Manipulation in relationships is usually subtle; self-serving acts shrouded in seeming good intentions and what feels like simple displays of affection.
It is easy to get carried away and miss the signs of being manipulated by a partner. But the steps below would be helpful for those who want to know what manipulation in a romantic relationship truly looks like:
1. He looks for your weaknesses
One way for manipulators to get control over the one they are exploiting is through targeting their victim’s weakness. So if your partner uses your insecurities, fears, worries and concerns against you, better know it is a kind of manipulation.
2. Silent treatment
The silent treatment in itself isn’t necessarily a bad thing. A lot of times, being silent and thinking about the issue can help you gain perspective and reach a better, more informed decision on the issue.
On the flipside, and particularly in the context of romantic relationships, this silent treatment can be wielded as a weapon to punish a partner, and beat their will to submission especially when there is a conflict of opinions on a certain matter.
If your partner sticks to the silent treatment going until you apologize, even if you weren’t wrong, then you have a master manipulator at your hand, and you need to address this issue as soon as possible.
3. Withholding sex to get what they want
Now this is perhaps the commonest of all the things listed here in this piece. You must already know how this tactic operates between partners: one partner wants something that the other may not be willing to do ever or at that point in time. So in revolt, they withhold sex so the other partner can be manipulated into doing their bidding.

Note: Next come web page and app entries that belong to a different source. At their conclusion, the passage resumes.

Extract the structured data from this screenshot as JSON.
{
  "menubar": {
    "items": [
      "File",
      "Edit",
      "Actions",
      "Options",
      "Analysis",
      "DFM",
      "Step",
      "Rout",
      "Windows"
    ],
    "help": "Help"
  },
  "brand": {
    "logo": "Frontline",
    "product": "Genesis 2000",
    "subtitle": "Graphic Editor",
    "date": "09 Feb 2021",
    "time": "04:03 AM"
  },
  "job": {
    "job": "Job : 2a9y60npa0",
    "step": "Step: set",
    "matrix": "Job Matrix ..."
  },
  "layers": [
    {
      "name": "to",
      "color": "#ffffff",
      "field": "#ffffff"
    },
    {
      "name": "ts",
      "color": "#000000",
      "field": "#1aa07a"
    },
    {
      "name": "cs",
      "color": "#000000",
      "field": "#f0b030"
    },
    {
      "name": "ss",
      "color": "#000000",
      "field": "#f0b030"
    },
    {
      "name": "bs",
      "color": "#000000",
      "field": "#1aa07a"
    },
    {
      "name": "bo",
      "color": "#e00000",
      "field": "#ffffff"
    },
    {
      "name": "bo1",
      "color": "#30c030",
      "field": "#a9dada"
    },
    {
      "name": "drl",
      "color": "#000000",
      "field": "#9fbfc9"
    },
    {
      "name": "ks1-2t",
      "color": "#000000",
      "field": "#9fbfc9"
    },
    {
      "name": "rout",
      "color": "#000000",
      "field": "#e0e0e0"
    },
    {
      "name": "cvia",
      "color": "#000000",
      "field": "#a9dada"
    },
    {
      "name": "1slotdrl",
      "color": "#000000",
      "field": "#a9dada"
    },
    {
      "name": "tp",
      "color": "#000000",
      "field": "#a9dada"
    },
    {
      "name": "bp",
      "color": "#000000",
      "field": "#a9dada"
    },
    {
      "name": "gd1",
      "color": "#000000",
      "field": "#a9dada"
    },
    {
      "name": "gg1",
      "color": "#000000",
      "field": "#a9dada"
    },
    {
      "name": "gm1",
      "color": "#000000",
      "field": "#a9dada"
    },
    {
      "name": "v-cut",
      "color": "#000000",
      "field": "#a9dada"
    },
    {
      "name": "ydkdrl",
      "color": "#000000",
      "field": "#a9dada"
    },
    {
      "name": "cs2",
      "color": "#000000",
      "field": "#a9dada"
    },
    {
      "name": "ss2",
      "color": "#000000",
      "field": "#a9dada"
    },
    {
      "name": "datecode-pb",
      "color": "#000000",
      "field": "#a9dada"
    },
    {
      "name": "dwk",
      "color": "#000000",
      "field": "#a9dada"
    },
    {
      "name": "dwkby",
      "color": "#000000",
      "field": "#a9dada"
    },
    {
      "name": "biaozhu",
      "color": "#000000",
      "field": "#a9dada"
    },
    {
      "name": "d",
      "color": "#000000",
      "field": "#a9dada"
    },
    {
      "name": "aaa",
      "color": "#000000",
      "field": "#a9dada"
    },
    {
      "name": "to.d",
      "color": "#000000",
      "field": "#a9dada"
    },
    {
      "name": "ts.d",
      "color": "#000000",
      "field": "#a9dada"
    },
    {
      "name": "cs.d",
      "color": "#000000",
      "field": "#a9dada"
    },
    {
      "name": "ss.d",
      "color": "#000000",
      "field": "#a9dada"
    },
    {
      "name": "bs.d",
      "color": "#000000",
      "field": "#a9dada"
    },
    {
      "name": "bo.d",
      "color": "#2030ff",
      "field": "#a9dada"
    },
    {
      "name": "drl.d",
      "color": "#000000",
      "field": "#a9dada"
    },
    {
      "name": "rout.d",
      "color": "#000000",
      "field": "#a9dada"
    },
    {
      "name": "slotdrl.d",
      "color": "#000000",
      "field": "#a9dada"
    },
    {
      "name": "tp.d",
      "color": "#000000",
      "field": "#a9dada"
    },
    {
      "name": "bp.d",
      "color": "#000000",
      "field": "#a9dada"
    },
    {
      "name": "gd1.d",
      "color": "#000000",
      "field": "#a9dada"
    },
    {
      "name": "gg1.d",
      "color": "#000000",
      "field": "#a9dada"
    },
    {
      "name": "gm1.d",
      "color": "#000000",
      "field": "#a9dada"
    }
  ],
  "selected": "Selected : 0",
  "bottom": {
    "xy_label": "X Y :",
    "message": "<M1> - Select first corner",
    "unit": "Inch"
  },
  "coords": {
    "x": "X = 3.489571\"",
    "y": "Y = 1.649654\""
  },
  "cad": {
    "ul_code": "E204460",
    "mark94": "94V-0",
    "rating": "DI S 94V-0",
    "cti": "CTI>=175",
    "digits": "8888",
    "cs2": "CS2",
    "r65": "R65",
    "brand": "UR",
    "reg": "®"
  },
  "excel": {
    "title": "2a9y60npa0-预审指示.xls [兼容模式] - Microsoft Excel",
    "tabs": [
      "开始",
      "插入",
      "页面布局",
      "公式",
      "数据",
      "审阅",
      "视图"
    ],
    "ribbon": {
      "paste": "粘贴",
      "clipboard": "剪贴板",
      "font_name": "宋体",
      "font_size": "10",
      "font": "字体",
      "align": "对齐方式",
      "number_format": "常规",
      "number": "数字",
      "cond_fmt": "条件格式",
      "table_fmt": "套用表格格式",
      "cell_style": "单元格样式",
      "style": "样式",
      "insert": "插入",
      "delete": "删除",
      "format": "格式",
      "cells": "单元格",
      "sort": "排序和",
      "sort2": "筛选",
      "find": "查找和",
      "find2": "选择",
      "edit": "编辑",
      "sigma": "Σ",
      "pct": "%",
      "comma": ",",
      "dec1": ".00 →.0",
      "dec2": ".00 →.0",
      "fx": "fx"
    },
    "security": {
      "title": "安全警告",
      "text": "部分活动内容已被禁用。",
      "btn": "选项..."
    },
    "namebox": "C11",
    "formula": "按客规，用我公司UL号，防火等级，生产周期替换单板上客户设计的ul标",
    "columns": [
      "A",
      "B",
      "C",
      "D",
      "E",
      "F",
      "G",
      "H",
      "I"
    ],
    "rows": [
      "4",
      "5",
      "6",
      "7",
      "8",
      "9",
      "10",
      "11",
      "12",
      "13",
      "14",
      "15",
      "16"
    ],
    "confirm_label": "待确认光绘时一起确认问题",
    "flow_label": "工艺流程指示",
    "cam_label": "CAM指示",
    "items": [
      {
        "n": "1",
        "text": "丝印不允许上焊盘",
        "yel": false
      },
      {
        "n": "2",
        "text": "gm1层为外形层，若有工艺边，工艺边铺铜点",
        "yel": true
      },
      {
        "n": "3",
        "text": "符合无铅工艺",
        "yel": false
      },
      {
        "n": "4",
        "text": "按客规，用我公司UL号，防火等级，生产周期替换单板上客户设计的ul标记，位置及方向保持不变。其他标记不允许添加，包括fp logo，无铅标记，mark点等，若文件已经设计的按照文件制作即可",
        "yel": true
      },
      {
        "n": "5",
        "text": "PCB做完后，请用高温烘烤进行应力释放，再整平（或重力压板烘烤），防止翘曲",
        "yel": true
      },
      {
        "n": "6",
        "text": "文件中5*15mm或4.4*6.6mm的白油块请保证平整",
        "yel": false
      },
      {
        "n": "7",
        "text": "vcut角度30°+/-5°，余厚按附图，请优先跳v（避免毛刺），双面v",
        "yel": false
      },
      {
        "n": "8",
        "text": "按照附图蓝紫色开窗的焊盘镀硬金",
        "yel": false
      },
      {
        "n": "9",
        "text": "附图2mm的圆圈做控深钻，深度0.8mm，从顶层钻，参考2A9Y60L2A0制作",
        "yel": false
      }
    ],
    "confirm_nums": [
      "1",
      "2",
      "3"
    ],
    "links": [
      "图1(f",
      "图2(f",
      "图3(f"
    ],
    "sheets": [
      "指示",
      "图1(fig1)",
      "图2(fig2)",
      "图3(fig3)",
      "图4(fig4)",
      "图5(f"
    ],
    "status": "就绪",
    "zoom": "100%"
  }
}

Sometimes, it is to punish a partner for doing something they didn’t like.
4. Guilt trip you… a lot!
A partner who can make you feel guilty for your actions, even when you’ve done nothing wrong), is nothing but manipulative.
To get more perspective on guilt tripping as a form of emotional/romantic manipulation, check out this insightful article here.
5. If you love me, you will do so and so
A partner who uses the whole relationship as a means of making you do stuff you don't want to do is simply being manipulative.
Staking the whole relationship, or attaching your action to the possible end of the relationship is a toxic, unhealthy and unfair trick to pull by a partner, especially when you are really holding back from doing that said thing for valid reasons.
For example, wanting to abstain from sex till your wedding night is a valid choice to make. Being asked to throw all of it away by a partner who knew about your decision before the relationship is simply manipulation at its sickest.